A helpful analogy for the work of an acoustician is the creation of a movie soundtrack. Much of the sound we hear in a typical movie is either created or substantially altered in post-production. If the sound were simply recorded along with the picture and left at that, the microphone would pick up too much background noise and not enough dialogue. An engineer therefore adjusts the intensity of the audio at different frequencies, adds or filters out ambient sound, and introduces a subtle amount of reverb, so the sound matches the spatial environment shown onscreen. When we watch the resulting scene, our brains match up the visual and auditory tracks to suggest a complete illusory world.
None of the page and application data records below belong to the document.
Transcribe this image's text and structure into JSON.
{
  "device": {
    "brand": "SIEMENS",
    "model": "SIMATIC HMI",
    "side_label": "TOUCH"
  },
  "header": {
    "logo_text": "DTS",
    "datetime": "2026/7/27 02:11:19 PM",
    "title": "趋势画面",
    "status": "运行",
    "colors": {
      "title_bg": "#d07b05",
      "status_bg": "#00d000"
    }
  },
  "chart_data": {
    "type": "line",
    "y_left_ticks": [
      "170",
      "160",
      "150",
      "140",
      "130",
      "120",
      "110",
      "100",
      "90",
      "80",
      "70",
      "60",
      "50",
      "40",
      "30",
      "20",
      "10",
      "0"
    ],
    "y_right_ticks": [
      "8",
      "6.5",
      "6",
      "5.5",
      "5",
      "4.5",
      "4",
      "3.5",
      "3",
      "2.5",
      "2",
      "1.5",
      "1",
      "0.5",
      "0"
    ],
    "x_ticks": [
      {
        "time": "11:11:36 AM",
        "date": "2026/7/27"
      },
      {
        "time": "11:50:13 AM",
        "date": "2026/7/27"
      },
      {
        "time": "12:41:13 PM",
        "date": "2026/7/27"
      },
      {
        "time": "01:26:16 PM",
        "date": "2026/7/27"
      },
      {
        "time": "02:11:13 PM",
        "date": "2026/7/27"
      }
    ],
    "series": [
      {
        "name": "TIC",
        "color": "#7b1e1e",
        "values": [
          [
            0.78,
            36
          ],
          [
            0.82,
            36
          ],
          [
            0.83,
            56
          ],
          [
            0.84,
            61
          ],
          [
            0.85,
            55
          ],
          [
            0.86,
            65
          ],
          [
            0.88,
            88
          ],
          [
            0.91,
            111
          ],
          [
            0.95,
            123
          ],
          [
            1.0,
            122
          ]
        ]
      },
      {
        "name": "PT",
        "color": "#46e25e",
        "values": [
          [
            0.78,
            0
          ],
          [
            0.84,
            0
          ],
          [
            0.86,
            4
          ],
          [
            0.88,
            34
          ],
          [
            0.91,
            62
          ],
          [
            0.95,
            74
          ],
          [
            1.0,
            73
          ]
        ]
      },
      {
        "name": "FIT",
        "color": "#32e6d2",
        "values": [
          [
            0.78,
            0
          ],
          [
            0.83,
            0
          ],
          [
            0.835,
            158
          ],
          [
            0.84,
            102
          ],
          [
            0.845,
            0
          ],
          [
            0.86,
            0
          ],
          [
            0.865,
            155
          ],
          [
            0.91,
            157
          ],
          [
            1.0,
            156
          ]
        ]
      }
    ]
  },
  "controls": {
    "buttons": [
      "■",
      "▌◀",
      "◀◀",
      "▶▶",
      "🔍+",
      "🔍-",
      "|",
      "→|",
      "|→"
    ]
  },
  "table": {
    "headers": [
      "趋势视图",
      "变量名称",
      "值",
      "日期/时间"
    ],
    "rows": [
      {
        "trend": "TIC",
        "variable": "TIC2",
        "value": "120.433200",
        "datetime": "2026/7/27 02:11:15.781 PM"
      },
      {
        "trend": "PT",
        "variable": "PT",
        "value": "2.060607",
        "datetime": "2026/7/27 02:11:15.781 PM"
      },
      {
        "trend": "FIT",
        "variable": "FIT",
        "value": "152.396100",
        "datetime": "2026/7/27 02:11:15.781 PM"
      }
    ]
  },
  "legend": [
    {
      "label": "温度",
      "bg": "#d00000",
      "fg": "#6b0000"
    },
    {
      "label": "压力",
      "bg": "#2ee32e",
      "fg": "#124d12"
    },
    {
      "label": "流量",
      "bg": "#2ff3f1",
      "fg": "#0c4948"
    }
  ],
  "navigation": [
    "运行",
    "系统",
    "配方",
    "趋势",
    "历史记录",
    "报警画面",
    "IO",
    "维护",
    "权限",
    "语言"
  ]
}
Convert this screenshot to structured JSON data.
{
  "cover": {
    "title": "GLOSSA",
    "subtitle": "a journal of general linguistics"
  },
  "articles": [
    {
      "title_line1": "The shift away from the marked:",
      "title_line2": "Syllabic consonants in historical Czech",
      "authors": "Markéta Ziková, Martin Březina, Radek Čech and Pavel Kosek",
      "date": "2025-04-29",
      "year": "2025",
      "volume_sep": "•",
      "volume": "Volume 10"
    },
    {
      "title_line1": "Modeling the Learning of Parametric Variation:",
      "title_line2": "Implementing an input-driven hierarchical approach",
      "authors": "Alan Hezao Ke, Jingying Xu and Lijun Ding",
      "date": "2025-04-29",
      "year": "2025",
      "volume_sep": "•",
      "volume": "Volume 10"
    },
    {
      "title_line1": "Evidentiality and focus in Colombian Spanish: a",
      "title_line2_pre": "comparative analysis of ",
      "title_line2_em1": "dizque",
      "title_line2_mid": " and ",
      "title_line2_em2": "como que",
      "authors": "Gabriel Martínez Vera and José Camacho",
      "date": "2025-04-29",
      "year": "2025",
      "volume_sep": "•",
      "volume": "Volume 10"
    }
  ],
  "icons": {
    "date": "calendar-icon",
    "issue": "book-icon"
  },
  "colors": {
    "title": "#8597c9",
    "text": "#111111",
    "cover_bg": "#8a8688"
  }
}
The sonic conventions that govern most movies were worked out in early 20th-century Hollywood. Technicians argued over the best way to make a film sound believable – to achieve ‘artificial naturalness’, as audio engineer Wesley C Miller put it in 1929. For example, some initially felt that every time the camera cut between a wide-angle shot and a close-up of someone speaking, the loudness of the sound should change too. Eventually, though, most engineers agreed that if the audio kept shifting in this way to match the image, the soundtrack would draw too much attention to itself and would come across as unnatural. Today, cinematic sound tends to maintain the same ‘perspective’ even when the camera’s viewpoint changes. Ironically, letting visual and audio tracks subtly diverge like this yields a more natural-seeming result.
Movie soundtracks became an object of historical study in the 1980s through the work of Rick Altman and other film scholars. Altman was one of the first to use the term ‘sound studies’, which has since blossomed into an interdisciplinary area of research. But many of the concerns it has raised about sonic media and space have much older roots in architectural theory. When Hollywood technicians debated how to make movies sound natural, they were unwittingly following a trail blazed by 18th-century architects, who spent decades working out the acoustic conventions of modern theatres.
Eighteenth-century Europe is often said to have elevated the epistemic status of vision above that of the other senses – hence the optical metaphor of ‘enlightenment’ – but it also made sound an object of empirical research, commerce and artistic exploration. The public’s preoccupation with new auditory experiences was especially evident in the music world. The flourishing of the sonata (Italian for ‘sounded’) typified the new popularity of music without words. Alongside melody and harmony, audiences began focusing on timbre, which Jean-Jacques Rousseau – who was not only a philosopher but a composer, too – described as a sound’s ‘je ne sais quoi’.
What truly brought acoustic concerns to the fore, though, was the building of theatres, for both operas and spoken plays. Theatre stood at the centre of prerevolutionary French culture, a key site for philosophical reflection, political struggle and the construction of the self. It was also big business. The end of the Seven Years’ War in 1763 triggered a boom in domestic projects such as the construction of performance halls, which might contain 2,000 seats or more. Urban stages were graced by celebrity actors such as David Garrick and Clair Josèphe Hippolyte Leris (known as La Clairon), whose larger-than-life reputations were built up through published theatre criticism.
Audience members now saw themselves as consumers in an increasingly diversified entertainment market and demanded to hear every nuance of the plays they attended. […]